— About this task —
Determine how many lines below contain the word "springframework", then write that number by itself.

§

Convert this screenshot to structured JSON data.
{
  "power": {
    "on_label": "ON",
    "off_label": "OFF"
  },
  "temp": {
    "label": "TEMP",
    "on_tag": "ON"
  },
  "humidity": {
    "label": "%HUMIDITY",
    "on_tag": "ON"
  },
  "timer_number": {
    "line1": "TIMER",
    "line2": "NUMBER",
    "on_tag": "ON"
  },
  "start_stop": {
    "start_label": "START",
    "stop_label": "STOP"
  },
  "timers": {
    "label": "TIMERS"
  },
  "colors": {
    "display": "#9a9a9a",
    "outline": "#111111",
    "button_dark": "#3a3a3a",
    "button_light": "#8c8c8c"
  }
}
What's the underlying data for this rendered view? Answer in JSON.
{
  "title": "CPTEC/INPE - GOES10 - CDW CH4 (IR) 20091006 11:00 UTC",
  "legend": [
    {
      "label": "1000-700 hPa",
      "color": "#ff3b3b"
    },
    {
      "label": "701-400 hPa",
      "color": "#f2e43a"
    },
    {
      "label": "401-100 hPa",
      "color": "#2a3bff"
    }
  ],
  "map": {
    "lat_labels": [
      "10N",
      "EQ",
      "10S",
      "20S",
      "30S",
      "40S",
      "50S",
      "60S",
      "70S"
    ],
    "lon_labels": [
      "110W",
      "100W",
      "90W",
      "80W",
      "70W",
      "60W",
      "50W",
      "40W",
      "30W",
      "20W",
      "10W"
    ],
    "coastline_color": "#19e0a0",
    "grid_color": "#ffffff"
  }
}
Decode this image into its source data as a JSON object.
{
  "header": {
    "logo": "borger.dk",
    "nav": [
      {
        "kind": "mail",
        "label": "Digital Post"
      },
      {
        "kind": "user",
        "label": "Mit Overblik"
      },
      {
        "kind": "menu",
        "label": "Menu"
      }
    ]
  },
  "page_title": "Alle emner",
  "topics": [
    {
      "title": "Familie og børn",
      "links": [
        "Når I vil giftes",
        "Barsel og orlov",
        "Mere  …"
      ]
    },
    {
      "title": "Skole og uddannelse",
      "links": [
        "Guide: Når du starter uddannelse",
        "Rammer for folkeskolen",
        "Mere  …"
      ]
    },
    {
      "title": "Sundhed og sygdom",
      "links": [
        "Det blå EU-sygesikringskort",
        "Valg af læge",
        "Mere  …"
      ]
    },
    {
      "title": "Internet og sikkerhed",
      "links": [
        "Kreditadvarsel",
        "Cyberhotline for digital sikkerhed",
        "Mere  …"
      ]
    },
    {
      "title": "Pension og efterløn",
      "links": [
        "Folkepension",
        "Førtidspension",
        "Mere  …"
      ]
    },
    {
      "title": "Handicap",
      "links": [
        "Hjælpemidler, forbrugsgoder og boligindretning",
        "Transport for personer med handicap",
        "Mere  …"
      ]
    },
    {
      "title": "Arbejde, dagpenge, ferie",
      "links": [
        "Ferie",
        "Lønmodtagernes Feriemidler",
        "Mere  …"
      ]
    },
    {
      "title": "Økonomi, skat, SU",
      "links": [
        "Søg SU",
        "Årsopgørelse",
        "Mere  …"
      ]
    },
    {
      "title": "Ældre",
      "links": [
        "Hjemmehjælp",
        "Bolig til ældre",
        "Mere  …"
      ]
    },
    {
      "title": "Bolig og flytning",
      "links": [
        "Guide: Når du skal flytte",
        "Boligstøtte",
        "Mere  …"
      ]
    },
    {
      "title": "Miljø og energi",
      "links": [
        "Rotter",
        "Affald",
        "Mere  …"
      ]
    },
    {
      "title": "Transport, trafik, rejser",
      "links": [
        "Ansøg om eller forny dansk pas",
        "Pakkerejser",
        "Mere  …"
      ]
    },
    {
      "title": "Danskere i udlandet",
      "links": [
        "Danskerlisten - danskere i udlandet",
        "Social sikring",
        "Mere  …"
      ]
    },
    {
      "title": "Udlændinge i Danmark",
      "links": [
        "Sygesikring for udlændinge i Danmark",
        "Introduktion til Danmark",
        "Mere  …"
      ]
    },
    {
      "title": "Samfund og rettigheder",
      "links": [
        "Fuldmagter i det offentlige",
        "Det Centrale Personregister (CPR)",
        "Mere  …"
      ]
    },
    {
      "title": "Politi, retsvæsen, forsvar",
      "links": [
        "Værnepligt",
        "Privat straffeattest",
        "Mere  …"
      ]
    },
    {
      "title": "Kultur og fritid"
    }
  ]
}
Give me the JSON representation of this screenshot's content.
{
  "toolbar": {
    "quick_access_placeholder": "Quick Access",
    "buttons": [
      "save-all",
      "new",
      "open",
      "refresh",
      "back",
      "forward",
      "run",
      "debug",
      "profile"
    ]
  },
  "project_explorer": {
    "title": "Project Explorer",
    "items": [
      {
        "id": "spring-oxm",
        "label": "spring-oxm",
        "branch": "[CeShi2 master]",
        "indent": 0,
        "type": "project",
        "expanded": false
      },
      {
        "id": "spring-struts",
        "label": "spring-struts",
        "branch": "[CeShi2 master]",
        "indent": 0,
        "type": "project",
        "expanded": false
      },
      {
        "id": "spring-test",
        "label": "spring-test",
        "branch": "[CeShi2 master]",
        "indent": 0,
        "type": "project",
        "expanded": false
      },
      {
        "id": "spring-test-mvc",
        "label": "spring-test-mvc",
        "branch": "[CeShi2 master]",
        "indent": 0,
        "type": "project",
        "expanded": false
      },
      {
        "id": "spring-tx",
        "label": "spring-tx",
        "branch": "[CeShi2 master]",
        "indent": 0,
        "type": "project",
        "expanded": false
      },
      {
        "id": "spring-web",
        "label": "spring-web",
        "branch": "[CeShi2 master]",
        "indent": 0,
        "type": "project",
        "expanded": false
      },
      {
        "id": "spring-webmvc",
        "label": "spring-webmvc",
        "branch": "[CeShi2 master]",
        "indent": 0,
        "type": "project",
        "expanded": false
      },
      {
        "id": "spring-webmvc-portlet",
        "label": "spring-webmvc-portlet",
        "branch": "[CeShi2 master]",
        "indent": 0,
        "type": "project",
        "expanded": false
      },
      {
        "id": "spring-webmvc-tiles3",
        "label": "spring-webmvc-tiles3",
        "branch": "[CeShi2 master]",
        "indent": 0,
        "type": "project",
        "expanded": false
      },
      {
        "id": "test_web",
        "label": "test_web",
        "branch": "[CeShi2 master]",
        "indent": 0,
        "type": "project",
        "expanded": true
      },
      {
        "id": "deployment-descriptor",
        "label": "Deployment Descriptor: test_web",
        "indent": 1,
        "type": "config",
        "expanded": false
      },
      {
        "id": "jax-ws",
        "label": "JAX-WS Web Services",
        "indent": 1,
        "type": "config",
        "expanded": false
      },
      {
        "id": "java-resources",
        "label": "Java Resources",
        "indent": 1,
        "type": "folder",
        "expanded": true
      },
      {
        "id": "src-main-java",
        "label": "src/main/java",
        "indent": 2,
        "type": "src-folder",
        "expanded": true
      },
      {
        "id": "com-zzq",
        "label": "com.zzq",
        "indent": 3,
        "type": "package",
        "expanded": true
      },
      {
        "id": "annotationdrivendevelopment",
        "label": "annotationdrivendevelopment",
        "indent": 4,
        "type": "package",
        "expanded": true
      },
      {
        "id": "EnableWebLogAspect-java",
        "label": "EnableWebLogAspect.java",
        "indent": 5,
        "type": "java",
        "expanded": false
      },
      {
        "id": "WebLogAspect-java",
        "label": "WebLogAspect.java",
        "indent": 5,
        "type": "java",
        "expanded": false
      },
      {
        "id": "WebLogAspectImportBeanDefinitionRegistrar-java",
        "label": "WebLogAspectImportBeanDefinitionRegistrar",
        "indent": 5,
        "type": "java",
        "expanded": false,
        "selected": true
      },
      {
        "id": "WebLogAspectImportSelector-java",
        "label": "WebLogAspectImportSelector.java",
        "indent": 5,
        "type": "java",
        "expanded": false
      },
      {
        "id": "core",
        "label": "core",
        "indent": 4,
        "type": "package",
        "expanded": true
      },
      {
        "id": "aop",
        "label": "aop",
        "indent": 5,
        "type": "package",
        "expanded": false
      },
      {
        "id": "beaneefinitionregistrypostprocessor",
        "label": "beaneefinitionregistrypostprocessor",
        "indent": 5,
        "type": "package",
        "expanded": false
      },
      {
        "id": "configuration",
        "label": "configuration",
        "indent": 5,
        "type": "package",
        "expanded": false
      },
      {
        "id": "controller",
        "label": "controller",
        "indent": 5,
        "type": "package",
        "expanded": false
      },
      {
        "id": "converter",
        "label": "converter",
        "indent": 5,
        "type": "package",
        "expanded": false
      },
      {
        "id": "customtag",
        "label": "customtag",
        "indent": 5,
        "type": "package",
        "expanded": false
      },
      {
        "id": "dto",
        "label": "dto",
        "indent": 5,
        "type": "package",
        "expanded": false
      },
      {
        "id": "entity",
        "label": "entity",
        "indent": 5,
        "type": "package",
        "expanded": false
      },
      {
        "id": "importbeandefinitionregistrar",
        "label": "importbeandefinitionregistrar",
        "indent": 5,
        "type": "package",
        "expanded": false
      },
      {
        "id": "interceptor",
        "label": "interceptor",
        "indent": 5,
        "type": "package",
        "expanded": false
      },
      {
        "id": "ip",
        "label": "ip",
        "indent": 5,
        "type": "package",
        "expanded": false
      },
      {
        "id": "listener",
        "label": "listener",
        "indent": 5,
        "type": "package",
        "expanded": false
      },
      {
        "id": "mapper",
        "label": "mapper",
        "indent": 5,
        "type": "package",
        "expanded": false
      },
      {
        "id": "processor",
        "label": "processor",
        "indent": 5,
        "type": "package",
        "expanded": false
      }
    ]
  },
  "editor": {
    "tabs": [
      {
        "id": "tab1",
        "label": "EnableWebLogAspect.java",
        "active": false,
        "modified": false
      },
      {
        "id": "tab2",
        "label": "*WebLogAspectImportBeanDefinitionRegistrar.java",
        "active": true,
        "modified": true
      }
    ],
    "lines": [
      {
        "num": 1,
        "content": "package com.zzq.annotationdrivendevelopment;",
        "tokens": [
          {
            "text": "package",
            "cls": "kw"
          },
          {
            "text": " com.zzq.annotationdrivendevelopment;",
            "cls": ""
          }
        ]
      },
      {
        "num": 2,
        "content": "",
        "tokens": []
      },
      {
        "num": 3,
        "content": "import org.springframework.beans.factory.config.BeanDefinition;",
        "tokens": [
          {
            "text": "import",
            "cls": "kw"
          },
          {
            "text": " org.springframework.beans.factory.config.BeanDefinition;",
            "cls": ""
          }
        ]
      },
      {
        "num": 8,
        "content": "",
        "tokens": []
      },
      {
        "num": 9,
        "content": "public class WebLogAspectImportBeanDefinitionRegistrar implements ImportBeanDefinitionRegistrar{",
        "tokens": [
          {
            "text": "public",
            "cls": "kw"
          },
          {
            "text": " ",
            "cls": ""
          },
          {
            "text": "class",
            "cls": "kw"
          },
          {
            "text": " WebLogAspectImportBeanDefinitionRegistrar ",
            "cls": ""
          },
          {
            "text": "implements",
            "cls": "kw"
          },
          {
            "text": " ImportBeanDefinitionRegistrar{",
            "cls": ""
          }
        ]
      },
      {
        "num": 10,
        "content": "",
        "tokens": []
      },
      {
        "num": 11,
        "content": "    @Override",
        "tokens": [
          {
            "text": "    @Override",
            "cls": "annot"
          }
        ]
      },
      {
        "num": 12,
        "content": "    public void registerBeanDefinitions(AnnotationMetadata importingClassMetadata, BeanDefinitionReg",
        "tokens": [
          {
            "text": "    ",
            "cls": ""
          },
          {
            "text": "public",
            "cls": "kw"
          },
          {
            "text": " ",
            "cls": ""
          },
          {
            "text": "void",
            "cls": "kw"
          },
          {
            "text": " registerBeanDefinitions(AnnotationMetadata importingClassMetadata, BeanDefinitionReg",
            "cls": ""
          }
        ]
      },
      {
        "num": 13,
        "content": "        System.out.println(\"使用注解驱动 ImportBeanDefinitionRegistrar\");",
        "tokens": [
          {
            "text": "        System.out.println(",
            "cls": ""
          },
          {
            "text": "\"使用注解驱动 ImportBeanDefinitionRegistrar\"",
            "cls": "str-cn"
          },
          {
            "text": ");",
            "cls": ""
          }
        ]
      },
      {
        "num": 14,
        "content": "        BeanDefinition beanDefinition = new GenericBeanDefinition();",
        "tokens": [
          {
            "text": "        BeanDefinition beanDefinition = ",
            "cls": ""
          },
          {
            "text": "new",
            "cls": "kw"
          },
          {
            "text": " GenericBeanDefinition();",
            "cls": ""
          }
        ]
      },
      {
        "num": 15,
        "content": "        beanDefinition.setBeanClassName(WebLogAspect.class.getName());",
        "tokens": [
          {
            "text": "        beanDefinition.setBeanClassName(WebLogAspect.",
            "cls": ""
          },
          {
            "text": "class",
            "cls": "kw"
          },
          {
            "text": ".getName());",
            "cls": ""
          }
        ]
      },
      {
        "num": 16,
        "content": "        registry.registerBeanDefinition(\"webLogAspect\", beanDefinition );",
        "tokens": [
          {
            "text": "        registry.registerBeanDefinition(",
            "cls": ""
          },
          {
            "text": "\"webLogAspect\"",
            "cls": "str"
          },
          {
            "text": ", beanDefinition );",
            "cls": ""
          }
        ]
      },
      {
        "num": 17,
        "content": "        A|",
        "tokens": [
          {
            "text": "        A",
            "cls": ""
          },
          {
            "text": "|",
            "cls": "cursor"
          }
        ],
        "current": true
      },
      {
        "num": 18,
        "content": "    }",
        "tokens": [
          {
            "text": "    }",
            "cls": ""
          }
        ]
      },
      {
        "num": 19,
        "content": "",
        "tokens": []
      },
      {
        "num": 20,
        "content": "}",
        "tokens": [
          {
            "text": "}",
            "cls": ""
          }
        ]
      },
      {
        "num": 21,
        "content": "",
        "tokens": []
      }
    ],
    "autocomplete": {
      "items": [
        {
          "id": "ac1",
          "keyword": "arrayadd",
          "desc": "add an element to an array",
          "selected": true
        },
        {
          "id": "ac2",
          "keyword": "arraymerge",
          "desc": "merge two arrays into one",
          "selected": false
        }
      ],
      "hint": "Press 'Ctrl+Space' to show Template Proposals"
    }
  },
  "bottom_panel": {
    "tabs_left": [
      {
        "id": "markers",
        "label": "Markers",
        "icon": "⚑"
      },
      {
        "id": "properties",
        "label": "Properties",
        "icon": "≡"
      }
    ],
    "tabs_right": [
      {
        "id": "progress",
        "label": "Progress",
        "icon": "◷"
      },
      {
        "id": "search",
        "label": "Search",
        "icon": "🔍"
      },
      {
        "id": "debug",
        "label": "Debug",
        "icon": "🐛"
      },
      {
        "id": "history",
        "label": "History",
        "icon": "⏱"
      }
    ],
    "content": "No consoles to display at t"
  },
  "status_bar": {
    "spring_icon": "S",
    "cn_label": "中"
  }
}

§

— Answer for this exercise —
2